White House eases vaccine mandate enforcement amid fears of dropped contracts

The White House is giving federal contractors more flexibility in how they enforce the vaccine mandate amid fears that the edict could cause companies to drop contracts. 

In updated guidance released on Monday morning, the Biden administration said it will be up to the contractors how they wish to deal with workers who refuse to comply with the president’s order to be fully vaccinated by Dec. 8.

“A covered contractor should determine the appropriate means of enforcement with respect to its employee at a covered contractor workplace who refuses to be vaccinated and has not been provided, or does not have a pending request for, an accommodation,” the guidance reads. “This may include the covered contractor using its usual processes for enforcement of workplace policies, such as those addressed in the contractor’s employee handbook or collective bargaining agreements.” 

President Joe Biden had previously signed executive orders that mandated the COVID-19 vaccine for all federal employees and for companies that have federal contracts with the government.

He additionally dictated that businesses with more than 100 employees also have to implement vaccine requirements, although for those companies, proof of regular negative COVID-19 tests can be used in lieu of a worker getting inoculated. 

The guidance notes that one model on which contractors can base their noncompliance policies is that of the federal government. 

“Guidance for Federal agencies is to utilize an enforcement policy that encourages compliance, including through a limited period of counseling and education, followed by additional disciplinary measures if necessary,” the guidance said, adding that removal of an employee only happens after continued noncompliance. 

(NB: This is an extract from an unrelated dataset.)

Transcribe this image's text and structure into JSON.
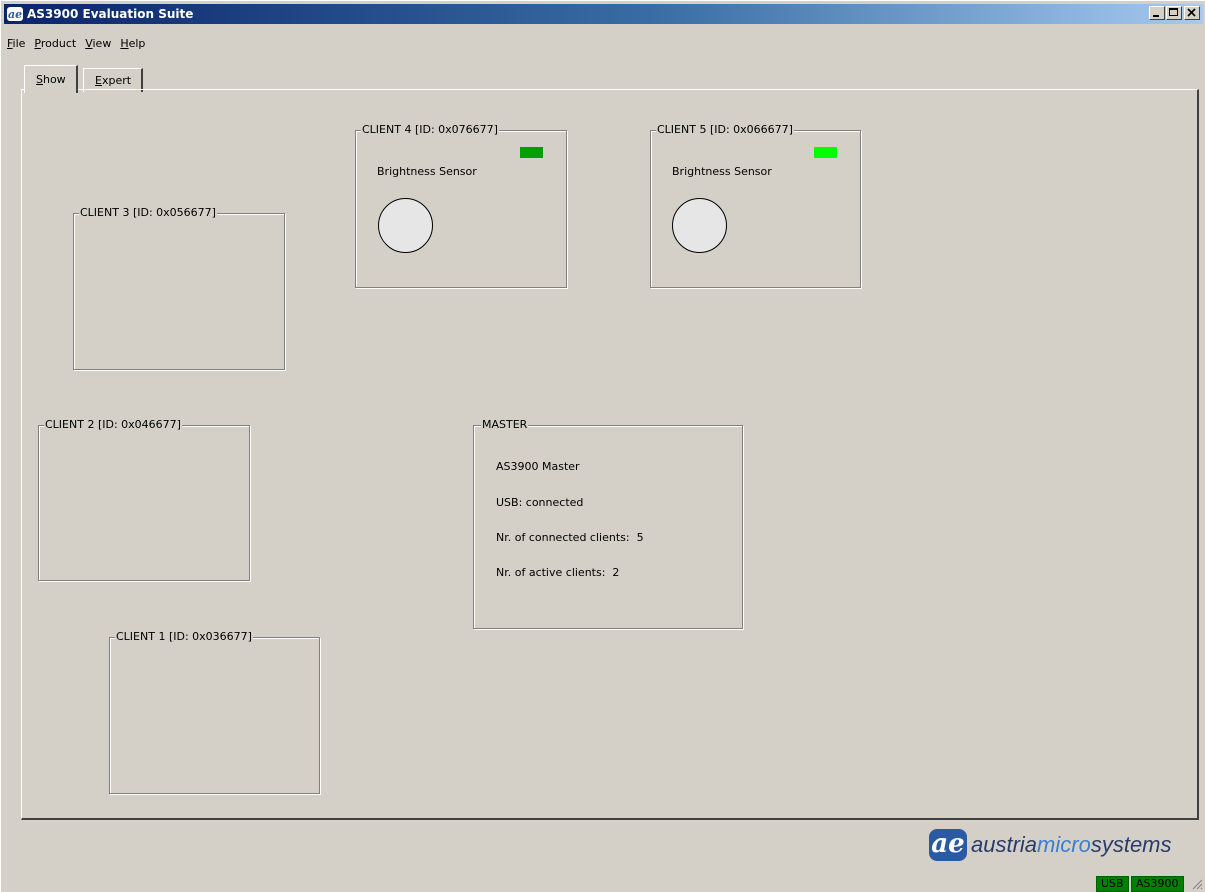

Additionally, federal contractors will not be forced to provide proof of their companies’ vaccination rates by the Dec. 8 deadline, a senior administration official told CNBC, although continued noncompliance with the mandate could result in businesses losing federal contracts. 

News of the increased flexibility comes after some companies and business groups have objected to the notion that all federal contractors must have their employees vaccinated without the testing exemption. 

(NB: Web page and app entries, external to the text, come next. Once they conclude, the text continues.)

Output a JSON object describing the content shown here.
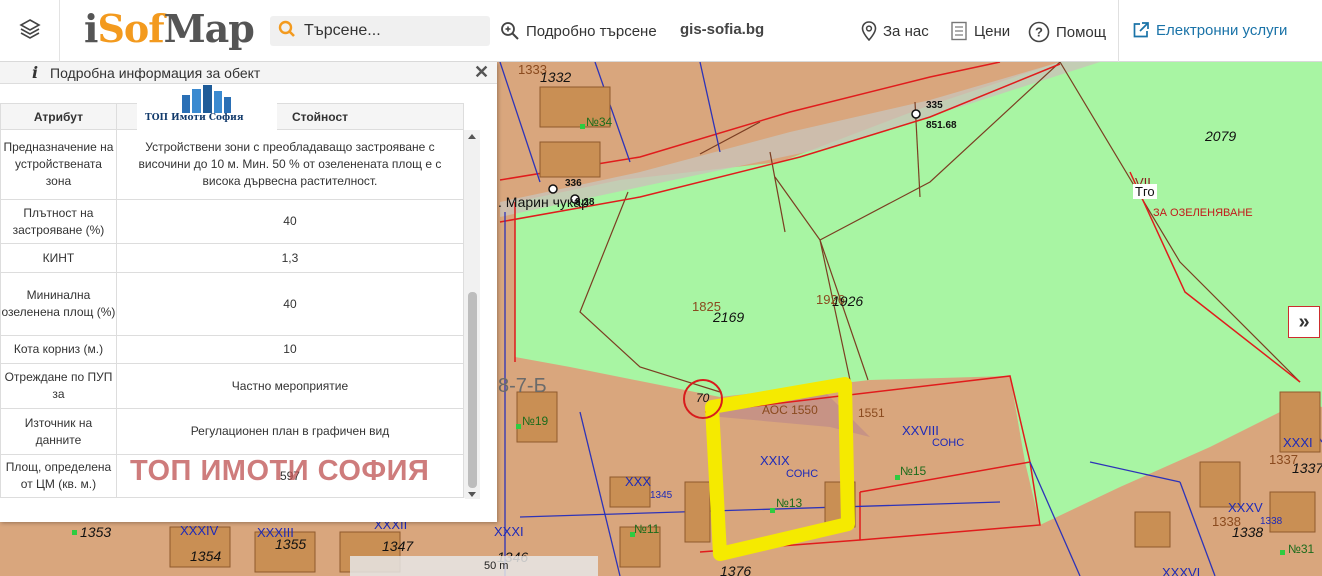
{
  "header": {
    "logo_text_1": "i",
    "logo_text_2": "S",
    "logo_text_3": "of",
    "logo_text_4": "Map",
    "search_placeholder": "Търсене...",
    "advanced_search": "Подробно търсене",
    "gis_link": "gis-sofia.bg",
    "about": "За нас",
    "prices": "Цени",
    "help": "Помощ",
    "eservices": "Електронни услуги"
  },
  "panel": {
    "title": "Подробна информация за обект",
    "col_attr": "Атрибут",
    "col_value": "Стойност",
    "logo_caption": "ТОП Имоти София",
    "watermark": "ТОП ИМОТИ СОФИЯ",
    "rows": [
      {
        "attr": "Предназначение на устройствената зона",
        "value": "Устройствени зони с преобладаващо застрояване с височини до 10 м. Мин. 50 % от озеленената площ е с висока дървесна растителност."
      },
      {
        "attr": "Плътност на застрояване (%)",
        "value": "40"
      },
      {
        "attr": "КИНТ",
        "value": "1,3"
      },
      {
        "attr": "Мининална озеленена площ (%)",
        "value": "40"
      },
      {
        "attr": "Кота корниз (м.)",
        "value": "10"
      },
      {
        "attr": "Отреждане по ПУП за",
        "value": "Частно мероприятие"
      },
      {
        "attr": "Източник на данните",
        "value": "Регулационен план в графичен вид"
      },
      {
        "attr": "Площ, определена от ЦМ (кв. м.)",
        "value": "597"
      }
    ]
  },
  "map": {
    "scale": "50 m",
    "labels": {
      "p1332": "1332",
      "p1333": "1333",
      "n34": "№34",
      "p335": "335",
      "h851": "851.68",
      "p336": "336",
      "h8": "8.28",
      "street": ". Марин чукар",
      "p2079": "2079",
      "vii": "VII",
      "tgo": "Тго",
      "ozel": "ЗА ОЗЕЛЕНЯВАНЕ",
      "p1825": "1825",
      "p2169": "2169",
      "p1926a": "1926",
      "p1926b": "1926",
      "block": "8-7-Б",
      "n19": "№19",
      "p70": "70",
      "aoc": "АОС 1550",
      "p1551": "1551",
      "xxviii": "XXVIII",
      "sons1": "СОНС",
      "xxix": "XXIX",
      "sons2": "СОНС",
      "n15": "№15",
      "xxx": "XXX",
      "p1345": "1345",
      "n13": "№13",
      "n11": "№11",
      "xxxiv": "XXXIV",
      "xxxiii": "XXXIII",
      "xxxii": "XXXII",
      "xxxi": "XXXI",
      "p1353": "1353",
      "p1354": "1354",
      "p1355": "1355",
      "p1347": "1347",
      "p1346": "1346",
      "p1376": "1376",
      "xxxv": "XXXV",
      "p1338": "1338",
      "p1338b": "1338",
      "p1337": "1337",
      "xxxi2": "XXXI",
      "n31": "№31",
      "xxxvi": "XXXVI"
    }
  },
  "colors": {
    "land": "#d9a67d",
    "green_zone": "#a8f5a3",
    "highlight": "#f5ea00",
    "accent": "#f39a1e",
    "boundary_red": "#e01c1c",
    "boundary_blue": "#2d33b8"
  }
}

Eric Hoplin, president and CEO of the National Association of Wholesaler-Distributors, recently warned that if the contractor rules are implemented, thousands of workers will be laid off and the supply chain problems will grow much worse. 

“NAW urges that the Executive Order’s implementation be revised to avoid this calamity and provide alternatives to promote safety, including testing, and consider a short-term delay to provide time to carry out these changes and to avoid further supply chain disruptions in the coming months,” he wrote. 

Some suggestions that have been floated include delaying the contractor mandate, providing a testing exemption, or scrapping the edict entirely. The concerns about the contractor mandate come as the United States inches closer to a busy holiday season that is already expected to be hampered by supply chain delays. The White House’s Dec. 8 deadline would coincide with one of the busiest shopping times of the year, and the loss of unvaccinated workers could exacerbate the situation. 

Some corporations are also weighing whether to cut off their federal contracts entirely for fear of losing workers. American Trucking Associations Executive Vice President for Advocacy Bill Sullivan told Politico that if trucking businesses start dropping contracts, it could have a visible effect on the armed forces.

“I am confident but with heavy heart recognize a vaccine mandate will mean less capacity for the government as a customer of freight,” he said. “It has the potential to seriously impact military readiness.” 

The delta variant of COVID-19, which caused hospitalizations and deaths to climb starting in early July, peaked last month and has been on the decline. Nearly 60% of the country is now fully vaccinated, including 68% of those over age 12.